The only extenuating circumstances that FHA guidelines explicitly mention are serious illness and the death of a wage-earning mortgage contributor. However, the guidelines specify two situations that are not extenuating circumstances: divorce and defaulting on a mortgage because of a relocation or job transfer.
FHA lenders may allow an exception to the divorce rule if a property was awarded to an ex-spouse, was current on its mortgage at the time of the court order, and later went into default.
USDA guidelines for their rural development loans are among the most comprehensive regarding extenuating circumstances. While not all-inclusive, the list of acceptable scenarios for USDA lenders includes:
Temporary unemployment/job loss
Benefits that had been delayed or reduced
Dispute over payments for defective services and goods
The USDA also mentions some cases where extenuating circumstances aren’t allowed to be used to shorten the mortgage waiting period:
Default on a previous USDA loan
Delinquent (non-tax) federal debts
Past-due child support
Debt or default related to other federal agencies
Lender guidelines for VA mortgages mention that unemployment and extensive medical bills are acceptable as extenuating circumstances. Unlike other guidelines, the VA also carves out an exception for prolonged strikes that affected your ability to meet debt obligations.
VA rules also state that divorce is not considered an acceptable extenuating circumstance in most cases.
Waiting Period After Bankruptcy With Extenuating Circumstances
Lenders have different waiting periods after bankruptcy depending on the Chapter you filed. With extenuating circumstances, however, the waiting period becomes more standardized.
The exception is with USDA mortgage guidelines, which mention that Chapter 11 and 13 bankruptcies may be eligible less than 12 months after their discharge with extenuating circumstances. Similarly, Chapter 7 bankruptcies can receive exceptions before three years, although most individual lenders will require at least one year to have passed.
Here are the waiting periods after bankruptcy with extenuating circumstances for each of the following types of conforming mortgages:
Waiting Period With Extenuating Circumstances
Less Than 3 Years
Waiting Period After Foreclosure With Extenuating Circumstances
If you’ve lost a home in the past, you may need to wait up to seven years to apply for some mortgages. With extenuating circumstances, however, most government-backed lenders can approve you after just one year. Conventional lenders can approve you in as few as three.
Similar to their rules for bankruptcies, USDA guidelines state no minimum waiting period following a foreclosure with extenuating circumstances.
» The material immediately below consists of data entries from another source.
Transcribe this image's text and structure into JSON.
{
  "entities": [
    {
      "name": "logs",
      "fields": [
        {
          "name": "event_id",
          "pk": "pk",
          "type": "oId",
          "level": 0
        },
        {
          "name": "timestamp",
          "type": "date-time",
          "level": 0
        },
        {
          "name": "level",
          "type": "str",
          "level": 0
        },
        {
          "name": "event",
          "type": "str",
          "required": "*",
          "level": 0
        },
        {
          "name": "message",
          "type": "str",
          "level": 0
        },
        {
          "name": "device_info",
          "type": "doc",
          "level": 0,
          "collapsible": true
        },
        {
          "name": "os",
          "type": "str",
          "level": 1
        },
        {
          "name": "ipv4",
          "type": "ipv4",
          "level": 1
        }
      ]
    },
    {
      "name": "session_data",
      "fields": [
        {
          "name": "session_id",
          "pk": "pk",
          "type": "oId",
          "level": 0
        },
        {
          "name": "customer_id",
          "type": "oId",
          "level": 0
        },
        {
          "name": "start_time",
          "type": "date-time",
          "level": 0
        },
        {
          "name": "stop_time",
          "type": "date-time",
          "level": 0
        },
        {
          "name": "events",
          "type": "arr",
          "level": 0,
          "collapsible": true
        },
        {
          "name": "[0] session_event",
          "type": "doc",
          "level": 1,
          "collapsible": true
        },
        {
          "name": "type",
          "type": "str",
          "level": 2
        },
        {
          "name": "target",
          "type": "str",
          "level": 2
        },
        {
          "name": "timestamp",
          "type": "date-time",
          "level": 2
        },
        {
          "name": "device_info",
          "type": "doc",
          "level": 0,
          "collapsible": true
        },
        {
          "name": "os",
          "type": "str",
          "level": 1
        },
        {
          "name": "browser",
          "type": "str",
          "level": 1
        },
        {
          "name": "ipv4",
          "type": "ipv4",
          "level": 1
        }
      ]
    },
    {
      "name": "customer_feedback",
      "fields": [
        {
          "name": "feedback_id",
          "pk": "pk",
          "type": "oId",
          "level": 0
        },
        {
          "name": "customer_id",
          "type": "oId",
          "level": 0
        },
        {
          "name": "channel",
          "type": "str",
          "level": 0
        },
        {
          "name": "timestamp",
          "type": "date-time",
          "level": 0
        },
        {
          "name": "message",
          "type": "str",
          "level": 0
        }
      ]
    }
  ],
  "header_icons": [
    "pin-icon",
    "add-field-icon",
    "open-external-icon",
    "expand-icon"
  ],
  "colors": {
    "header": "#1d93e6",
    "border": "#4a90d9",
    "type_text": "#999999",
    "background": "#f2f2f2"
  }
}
Most lenders, however, will still require you to wait at least one year after the derogatory credit event.
Waiting Period With Extenuating Circumstances
Less Than 3 Years
Note: Freddie Mac guidelines for conventional loans specify that any borrower with a foreclosure, deed in lieu, or short sale within the past seven years, regardless of extenuating circumstances, can only qualify for a no cash-out refinance or purchase loan on a primary residence with at least 10% down.
Was Your Credit Event the Result of Extenuating Circumstances?
If your credit report has a significant derogatory event resulting from extenuating circumstances, you may still qualify for a conventional or government-backed mortgage. Shorter waiting periods still apply. But if you meet the criteria and have documentation of your extenuating circumstances, an experienced lending professional may be able to get you approved
Tim Lucas spent 11 years in the mortgage industry and now leverages that real-world knowledge to give consumers reliable, actionable advice. Tim has been featured in national publications such as Time, U.S. News, MSN, The Mortgage Reports, My Mortgage Insider, and more.